Shivratri falls on the 14th day of the dark fortnight in the month of Falgun. Hindu devotees worship Shiva with great care and devotion as they observe a day-and-night fast and give sacred baths to Shiva Linga with honey, milk, water, etc. As Maha Shivaratri is mainly related to the night, the devotees stay up all night and pray to Lord Shiva. Devotees observe 'Jaagrans' as night-long celebrations replete with prayer ceremonies and religious hymns.
There are many mythological legends associated with this day. According to a popular legend, Shivratri is celebrated as the day when Shiva saved the world from the pot of poison that emerged from the ocean during Samudra Manthan. If legends are to be believed, Lord Shiva drank the poison and stored it in his throat, making his throat turn blue (which is why he also came to be known as Neelkanth).

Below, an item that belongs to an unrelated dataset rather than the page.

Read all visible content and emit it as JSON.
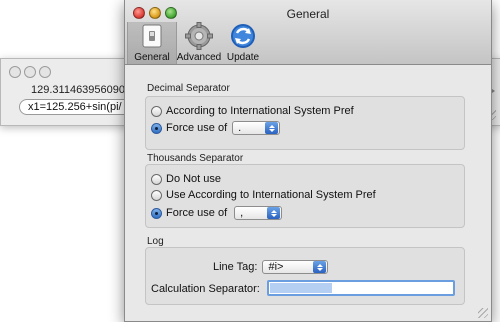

Another legend has it that Shivratri is celebrated as the day when Brahma and Vishnu got into a major tiff about their supremacy over each other and an angry Lord Shiva punished them by taking the form of a massive fire that spread across the length of the universe. Vishnu and Brahma then got into the race to find the end of the fire and prove their prowess. Brahma resorted to a lie, and angered Shiva greatly who cursed that no one would ever pray to him.

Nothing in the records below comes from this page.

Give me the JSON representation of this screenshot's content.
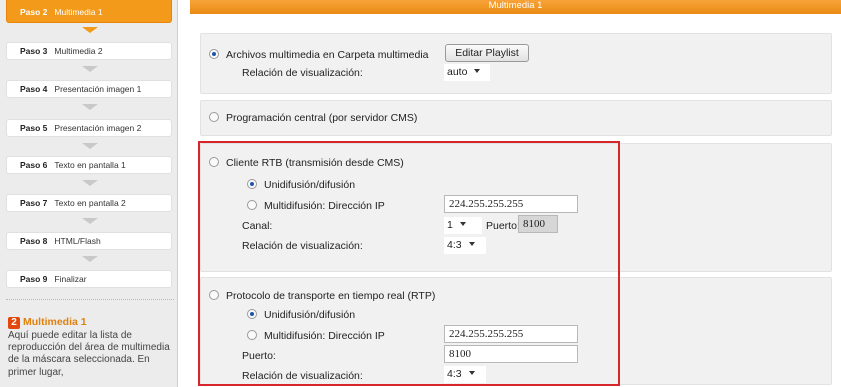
{
  "sidebar": {
    "steps": [
      {
        "num": "Paso 2",
        "label": "Multimedia 1"
      },
      {
        "num": "Paso 3",
        "label": "Multimedia 2"
      },
      {
        "num": "Paso 4",
        "label": "Presentación imagen 1"
      },
      {
        "num": "Paso 5",
        "label": "Presentación imagen 2"
      },
      {
        "num": "Paso 6",
        "label": "Texto en pantalla 1"
      },
      {
        "num": "Paso 7",
        "label": "Texto en pantalla 2"
      },
      {
        "num": "Paso 8",
        "label": "HTML/Flash"
      },
      {
        "num": "Paso 9",
        "label": "Finalizar"
      }
    ],
    "help": {
      "badge": "2",
      "title": "Multimedia 1",
      "text": "Aquí puede editar la lista de reproducción del área de multimedia de la máscara seleccionada. En primer lugar,"
    }
  },
  "main": {
    "header_title": "Multimedia 1",
    "carpeta": {
      "label": "Archivos multimedia en Carpeta multimedia",
      "edit_button": "Editar Playlist",
      "ratio_label": "Relación de visualización:",
      "ratio_value": "auto"
    },
    "cms": {
      "label": "Programación central (por servidor CMS)"
    },
    "rtb": {
      "label": "Cliente RTB (transmisión desde CMS)",
      "unicast_label": "Unidifusión/difusión",
      "multicast_label": "Multidifusión: Dirección IP",
      "ip_value": "224.255.255.255",
      "channel_label": "Canal:",
      "channel_value": "1",
      "port_label": "Puerto:",
      "port_value": "8100",
      "ratio_label": "Relación de visualización:",
      "ratio_value": "4:3"
    },
    "rtp": {
      "label": "Protocolo de transporte en tiempo real (RTP)",
      "unicast_label": "Unidifusión/difusión",
      "multicast_label": "Multidifusión: Dirección IP",
      "ip_value": "224.255.255.255",
      "port_label": "Puerto:",
      "port_value": "8100",
      "ratio_label": "Relación de visualización:",
      "ratio_value": "4:3"
    }
  },
  "colors": {
    "accent_orange": "#f39a1b",
    "highlight_red": "#d6252b",
    "radio_blue": "#1f55a8"
  }
}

Hindus consider it extremely auspicious to worship Lord Shiva on a Shivaratri as it is believed that worship with devotion and sincerity absolves a devotee of past sins. They visit Shiva temples to perform puja with hopes of getting what they have prayed for. In Nepal, people visit several Shiva Temples including the famous Pashupatinath Temple, and bathe in the holy water of Bagmati, a symbol of purity, early in the morning before sunrise and then change into fresh clothes. Sadhu babas from different parts of Nepal and India also come to Pashupatinath to do religious activities.

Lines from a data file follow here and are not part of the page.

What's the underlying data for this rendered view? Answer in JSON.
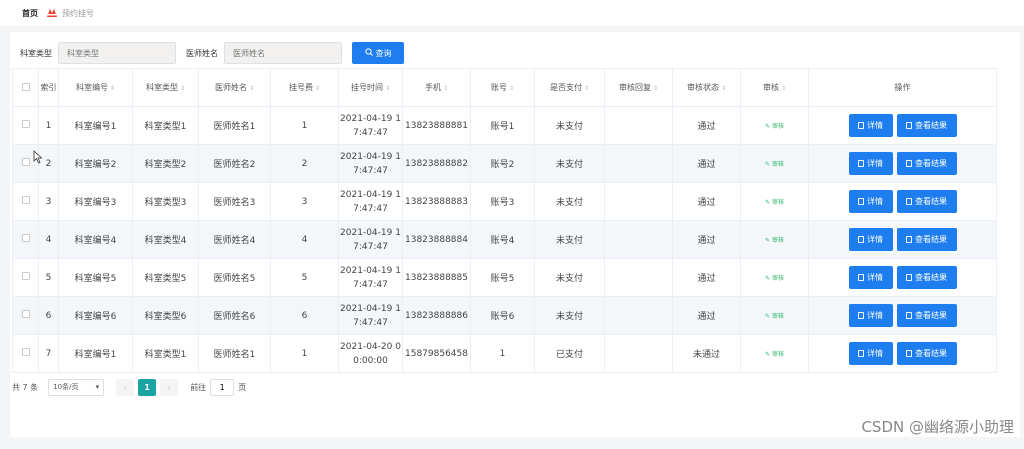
{
  "breadcrumb": {
    "home": "首页",
    "current": "预约挂号"
  },
  "search": {
    "dept_type_label": "科室类型",
    "dept_type_placeholder": "科室类型",
    "doctor_label": "医师姓名",
    "doctor_placeholder": "医师姓名",
    "query_button": "查询"
  },
  "table": {
    "headers": {
      "index": "索引",
      "dept_no": "科室编号",
      "dept_type": "科室类型",
      "doctor": "医师姓名",
      "fee": "挂号费",
      "time": "挂号时间",
      "phone": "手机",
      "account": "账号",
      "paid": "是否支付",
      "reply": "审核回复",
      "status": "审核状态",
      "audit": "审核",
      "ops": "操作"
    },
    "rows": [
      {
        "index": "1",
        "dept_no": "科室编号1",
        "dept_type": "科室类型1",
        "doctor": "医师姓名1",
        "fee": "1",
        "time1": "2021-04-19 1",
        "time2": "7:47:47",
        "phone": "13823888881",
        "account": "账号1",
        "paid": "未支付",
        "reply": "",
        "status": "通过",
        "audit": "审核",
        "detail": "详情",
        "result": "查看结果"
      },
      {
        "index": "2",
        "dept_no": "科室编号2",
        "dept_type": "科室类型2",
        "doctor": "医师姓名2",
        "fee": "2",
        "time1": "2021-04-19 1",
        "time2": "7:47:47",
        "phone": "13823888882",
        "account": "账号2",
        "paid": "未支付",
        "reply": "",
        "status": "通过",
        "audit": "审核",
        "detail": "详情",
        "result": "查看结果"
      },
      {
        "index": "3",
        "dept_no": "科室编号3",
        "dept_type": "科室类型3",
        "doctor": "医师姓名3",
        "fee": "3",
        "time1": "2021-04-19 1",
        "time2": "7:47:47",
        "phone": "13823888883",
        "account": "账号3",
        "paid": "未支付",
        "reply": "",
        "status": "通过",
        "audit": "审核",
        "detail": "详情",
        "result": "查看结果"
      },
      {
        "index": "4",
        "dept_no": "科室编号4",
        "dept_type": "科室类型4",
        "doctor": "医师姓名4",
        "fee": "4",
        "time1": "2021-04-19 1",
        "time2": "7:47:47",
        "phone": "13823888884",
        "account": "账号4",
        "paid": "未支付",
        "reply": "",
        "status": "通过",
        "audit": "审核",
        "detail": "详情",
        "result": "查看结果"
      },
      {
        "index": "5",
        "dept_no": "科室编号5",
        "dept_type": "科室类型5",
        "doctor": "医师姓名5",
        "fee": "5",
        "time1": "2021-04-19 1",
        "time2": "7:47:47",
        "phone": "13823888885",
        "account": "账号5",
        "paid": "未支付",
        "reply": "",
        "status": "通过",
        "audit": "审核",
        "detail": "详情",
        "result": "查看结果"
      },
      {
        "index": "6",
        "dept_no": "科室编号6",
        "dept_type": "科室类型6",
        "doctor": "医师姓名6",
        "fee": "6",
        "time1": "2021-04-19 1",
        "time2": "7:47:47",
        "phone": "13823888886",
        "account": "账号6",
        "paid": "未支付",
        "reply": "",
        "status": "通过",
        "audit": "审核",
        "detail": "详情",
        "result": "查看结果"
      },
      {
        "index": "7",
        "dept_no": "科室编号1",
        "dept_type": "科室类型1",
        "doctor": "医师姓名1",
        "fee": "1",
        "time1": "2021-04-20 0",
        "time2": "0:00:00",
        "phone": "15879856458",
        "account": "1",
        "paid": "已支付",
        "reply": "",
        "status": "未通过",
        "audit": "审核",
        "detail": "详情",
        "result": "查看结果"
      }
    ]
  },
  "pager": {
    "total": "共 7 条",
    "page_size": "10条/页",
    "current_page": "1",
    "goto_label": "前往",
    "goto_value": "1",
    "goto_unit": "页"
  },
  "watermark": "CSDN @幽络源小助理",
  "colors": {
    "primary": "#1e7ef0",
    "page_active": "#19a3a3",
    "audit_link": "#2cb56c",
    "logo": "#e8412c"
  }
}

Mahashivratri Festival is also considered to be an extremely significant festival for women. Married and unmarried women observe fast and perform Shiva Puja with sincerity to appease Goddess Parvati who is also regarded as ‘Gaura’ - one who bestows marital bliss and long and prosperous married life. Unmarried women also pray for a husband like Lord Shiva, who is regarded as the ideal husband.